PHILADELPHIA- Saying, “it will really help me stand out,” recent college graduate Zoe Stein has added “Being Passive Aggressive” to her skills on LinkedIn, as well as her official resume.
Stein said, “I see it as being pro-active and honest. Consulting companies are looking to hire young employees who can tell others what they are doing wrong, but in a subtly mean way.”
Sources close to Stein confirmed that she is accomplished at being passive aggressive.
Stein’s roommate said, “I borrowed her toothpaste, and instead of telling me to stop, she started to keep her toothpaste in her bedroom.” In another instance, Stein wrote her name on all her food products, even though their groceries go on different shelves.
A close friend, Rebecca Lane, said that Stein excels in the field ofbackhanded compliments. “She’ll say things like, ‘That’s super cute, did you get it at a thrift shop?’ But she hates thrift shops.”
“Obviously,” Lane said, “I endorsed her for the skill on LinkedIn.”

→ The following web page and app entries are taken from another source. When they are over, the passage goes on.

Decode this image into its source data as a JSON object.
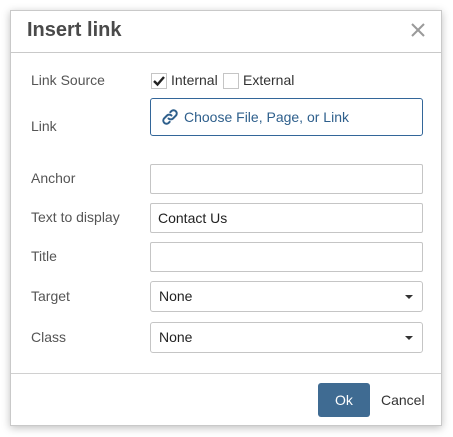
{
  "dialog": {
    "title": "Insert link",
    "close_icon": "close-icon"
  },
  "form": {
    "link_source": {
      "label": "Link Source",
      "options": [
        {
          "label": "Internal",
          "checked": true
        },
        {
          "label": "External",
          "checked": false
        }
      ]
    },
    "link": {
      "label": "Link",
      "chooser_text": "Choose File, Page, or Link",
      "icon": "link-icon"
    },
    "anchor": {
      "label": "Anchor",
      "value": ""
    },
    "text_to_display": {
      "label": "Text to display",
      "value": "Contact Us"
    },
    "title": {
      "label": "Title",
      "value": ""
    },
    "target": {
      "label": "Target",
      "value": "None"
    },
    "class": {
      "label": "Class",
      "value": "None"
    }
  },
  "footer": {
    "ok_label": "Ok",
    "cancel_label": "Cancel"
  },
  "colors": {
    "primary_button": "#3f6b92",
    "link_text": "#2e5f8c",
    "border": "#c5c5c5"
  }
}
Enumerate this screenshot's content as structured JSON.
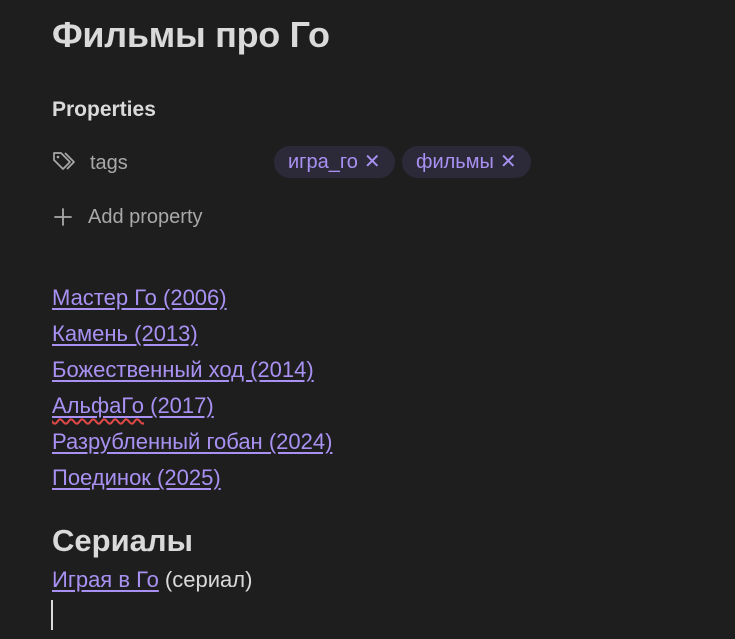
{
  "note": {
    "title": "Фильмы про Го"
  },
  "properties": {
    "heading": "Properties",
    "tags_key": "tags",
    "tags": [
      {
        "label": "игра_го",
        "remove": "✕"
      },
      {
        "label": "фильмы",
        "remove": "✕"
      }
    ],
    "add_property_label": "Add property",
    "icon": "tag-icon",
    "add_icon": "plus-icon"
  },
  "films": [
    {
      "label": "Мастер Го (2006)"
    },
    {
      "label": "Камень (2013)"
    },
    {
      "label": "Божественный ход (2014)"
    },
    {
      "label_misspelled": "АльфаГо",
      "label_rest": " (2017)"
    },
    {
      "label": "Разрубленный гобан (2024)"
    },
    {
      "label": "Поединок (2025)"
    }
  ],
  "series_section": {
    "heading": "Сериалы",
    "link_label": "Играя в Го",
    "note": " (сериал)"
  },
  "colors": {
    "background": "#1e1e1e",
    "text": "#dadada",
    "muted": "#a9a9a9",
    "accent": "#a891f2",
    "tag_bg": "#2c2a38",
    "spellcheck": "#e04848"
  }
}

Recent studies by Johns Hopkins University show that people gifted at passive aggression succeed more in job interviews than people who are just aggressive.
Stein concurred, citing her own experience. “The Goldman [Sachs] interviewer asked me for an example of a time I effectively managed a group. I told him about my time as a camp counselor, when the girls in my bunk would leave empty toilet paper rolls on the holder, and I sarcastically wrote, ‘Why so quick to replace me?’ on the rolls, then placed them on beds. Believe me, those girls learned quickly.”
Stein got the job, but only after her father made a few phone calls.
“We’re quite proud of her,” her mother commented. “She’s been this way since she first got her period.”
“Everything I know, I learned from my mother,” Stein said. “We ignore each other’s emails every week.”